Which brand of tractor is most popular in Ireland?

The Department of Transport, Tourism and Sport is currently compiling data up to the end of 2018, relating to the current population of tractors in Ireland (based on what’s taxed for road use).

In the meanwhile, let’s review the existing data up to the end of 2017. It indicates, for example, how many Massey Ferguson, John Deere or New Holland tractors there were across the country.

It also reveals, for example, how (now-discontinued) brands such as Fiat (Fiatagri) or even Leyland were faring.

The data ultimately comes from a departmental report – titled Irish Bulletin of Vehicle and Driver Statistics 2017. Here’s a brand-by-brand analysis of the numbers.

These figures are indicative of the standing tractor population (licensed for road use – to use the correct terminology), as of December 31, 2017.

This graph/chart (below) shows the data in a different format, albeit isolating just the 14 most rampant makes/brands.

The data indicates that there were 17,429 Massey Ferguson tractors (licensed for road use) in the Republic of Ireland.

Next up was New Holland (12,411); it was in second place (based on the population of its tractors that were spread across the country).

Following close behind (in third place) was John Deere, with its tally of 12,029 tractors.

Interestingly, there were 6,965 in the Case / David Brown category. The tally for Ford was 6,939.

Other sizeable tallies included Zetor (4,135), Landini (3,082), Deutz [Deutz-Fahr] (2,079) and Fiat [Fiatagri] (2,022).

Possible anomalies

Of course, due to the (sometimes outdated) make/brand classifications adopted by the department, there is some almost unavoidable confusion. This, however, is quite limited in the context of the overall figures.
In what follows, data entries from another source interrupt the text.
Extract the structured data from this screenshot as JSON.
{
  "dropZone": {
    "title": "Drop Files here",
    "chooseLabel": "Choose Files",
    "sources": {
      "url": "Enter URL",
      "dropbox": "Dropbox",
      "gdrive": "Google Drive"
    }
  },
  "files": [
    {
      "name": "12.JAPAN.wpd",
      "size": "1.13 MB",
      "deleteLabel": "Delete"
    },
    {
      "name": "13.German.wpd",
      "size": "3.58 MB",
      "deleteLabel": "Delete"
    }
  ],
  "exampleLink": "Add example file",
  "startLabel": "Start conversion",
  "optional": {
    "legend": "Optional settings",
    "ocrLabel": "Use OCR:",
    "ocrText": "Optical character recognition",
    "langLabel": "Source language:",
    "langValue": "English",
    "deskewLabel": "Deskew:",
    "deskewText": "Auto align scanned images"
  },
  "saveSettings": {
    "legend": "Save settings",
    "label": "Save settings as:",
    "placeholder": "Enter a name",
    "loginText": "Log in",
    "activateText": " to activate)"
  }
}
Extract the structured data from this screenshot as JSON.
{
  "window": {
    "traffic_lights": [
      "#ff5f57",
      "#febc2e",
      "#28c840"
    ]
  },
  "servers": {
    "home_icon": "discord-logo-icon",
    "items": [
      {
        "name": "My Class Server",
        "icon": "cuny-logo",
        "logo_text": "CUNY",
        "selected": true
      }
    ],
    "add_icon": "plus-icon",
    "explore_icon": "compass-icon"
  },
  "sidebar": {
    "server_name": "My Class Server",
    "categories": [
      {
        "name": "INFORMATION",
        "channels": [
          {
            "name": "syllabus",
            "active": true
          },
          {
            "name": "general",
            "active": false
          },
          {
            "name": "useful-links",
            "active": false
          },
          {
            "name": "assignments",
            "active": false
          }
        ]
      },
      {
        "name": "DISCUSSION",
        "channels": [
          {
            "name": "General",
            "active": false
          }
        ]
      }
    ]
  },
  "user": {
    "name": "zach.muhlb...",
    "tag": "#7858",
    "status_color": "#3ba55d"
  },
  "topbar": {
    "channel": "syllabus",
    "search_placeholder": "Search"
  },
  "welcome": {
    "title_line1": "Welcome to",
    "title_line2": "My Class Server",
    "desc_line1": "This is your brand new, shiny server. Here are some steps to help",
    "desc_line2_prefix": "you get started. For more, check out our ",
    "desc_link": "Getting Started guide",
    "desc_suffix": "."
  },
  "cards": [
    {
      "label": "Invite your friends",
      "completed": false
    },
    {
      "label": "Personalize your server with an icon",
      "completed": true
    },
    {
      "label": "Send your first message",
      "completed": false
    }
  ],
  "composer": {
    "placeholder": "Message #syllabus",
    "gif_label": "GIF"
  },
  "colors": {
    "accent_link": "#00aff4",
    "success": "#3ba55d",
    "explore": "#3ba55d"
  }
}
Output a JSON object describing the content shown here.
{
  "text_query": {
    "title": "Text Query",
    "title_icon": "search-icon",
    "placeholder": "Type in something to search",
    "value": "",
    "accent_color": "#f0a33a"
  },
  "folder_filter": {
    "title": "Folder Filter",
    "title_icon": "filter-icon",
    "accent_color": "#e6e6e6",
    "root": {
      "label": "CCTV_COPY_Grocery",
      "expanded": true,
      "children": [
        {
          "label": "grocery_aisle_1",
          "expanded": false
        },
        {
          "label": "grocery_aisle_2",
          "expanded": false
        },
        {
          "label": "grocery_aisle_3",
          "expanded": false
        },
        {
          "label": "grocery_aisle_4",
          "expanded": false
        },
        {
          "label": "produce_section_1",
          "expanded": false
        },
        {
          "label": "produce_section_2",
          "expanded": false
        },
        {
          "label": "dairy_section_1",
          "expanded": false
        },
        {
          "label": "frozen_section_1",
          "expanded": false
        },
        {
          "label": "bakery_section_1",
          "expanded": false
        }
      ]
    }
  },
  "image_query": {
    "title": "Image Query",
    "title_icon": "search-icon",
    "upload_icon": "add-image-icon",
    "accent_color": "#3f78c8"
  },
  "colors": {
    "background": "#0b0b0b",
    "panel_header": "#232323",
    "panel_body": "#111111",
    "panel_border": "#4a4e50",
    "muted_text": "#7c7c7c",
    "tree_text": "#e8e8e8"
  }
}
For example, there are classifications for both Ford and New Holland – as there should be. However, for example, some 40 Series models might arguably be classed as either Fords or New Hollands – or both. Is this data accurate?

Image source: Shane Casey

Similarly, there are classifications for both Valmet and Valtra – as there should be. Again, there was a period (in the transition from Valmet to Valtra Valmet and then, ultimately, Valtra) when such tractors might have fallen under either classification or both.

Image source: Shane Casey

Also unusual is the legacy situation, whereby Case IH’s founding brands are still split up into Case / David Brown and International. While OK for older tractors, where do more recent Case IH models go?

One would presume they go into the Case / David Brown folder (and the numbers evident from the table would appear to back up that assertion). However, is it possible that some Case IH tractors have found their way into the International list?

Image source: Shane Casey

Also sparking interest is the inclusion of Manitou, with its figure of 107. Surely this referred to telescopic handlers – rather than tractors.

There are categories for ‘small dumpers & forklift trucks’, ‘excavators’, ‘trench diggers’, ‘mobile machines’ and so on – to cater for vehicles other than tractors.

The ‘other makes’ category accounted for 866 tractors. One can only wonder what oddities reside there, given that the list of makes/brands appears to be quite comprehensive.

A further ‘make unspecified’ category contained 702 tractors. Again, one can only ponder what surprises lurk within.